Inattentive ADHD Genius


Individuals with Inattentive ADHD spend a great deal of time thinking about things which are going on in their minds and a lot less time attending to the here and now. This is considered a major liability in school but it may, in fact, be the seed of great creative inventions.

Albert Einstein as a college student was described as being inattentive, often spaced out, and disorganized. Thomas Edison was said to be an incurable daydreamer, and Frank Lloyd Wright daydreamed so intensely that his family had to shout at him to get him to pay attention to what was happening in front of him.

Poor Robert Frost was kicked out of school for daydreaming and Nikola Tesla could work out his entire inventions in his head without ever putting anything on paper.

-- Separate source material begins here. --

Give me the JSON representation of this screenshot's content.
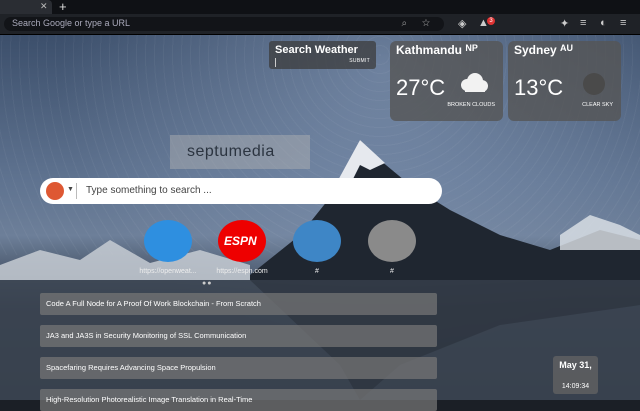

I feel that calling these folks inattentive is really kind of silly. These folks were absolutely attending to some pretty heady stuff. What they were not attending to is what is going on in front of them. People with Inattentive ADHD often cannot stop ‘daydreaming’ because what they are thinking about is extremely interesting and what is going on around them is, comparatively, less interesting.

One of the most effective classroom accommodations for children with Inattentive ADHD is to keep them engaged in the learning process. A classroom where an instructor lectures on and on about a topic, without any required input or engagement from the students can be a recipe for disaster for the Inattentive ADHD child. Many parents have found that schools that understand that learning is an active process are a much better fit for children with Inattentive ADHD.

Einstein, Edison, Wright, and Tesla may well have been diagnosed with Inattentive ADHD. Would this have made them less Creative? Some folks believe that putting creative inattentive individuals on medication will stifle their creativity. I actually think that this is not the case. It is actually quite possible that these folks would have been even more creative and even more productive with a bit of medication.

We have anecdotal data that reports that too high a dose of stimulants makes the inattentive less curious but just the right dose is helpful. So these great inventors would probably not have benefited from a high dose of Ritalin but a low dose of Ritalin may have made them even more amazing and productive than they were already.

Tess Messer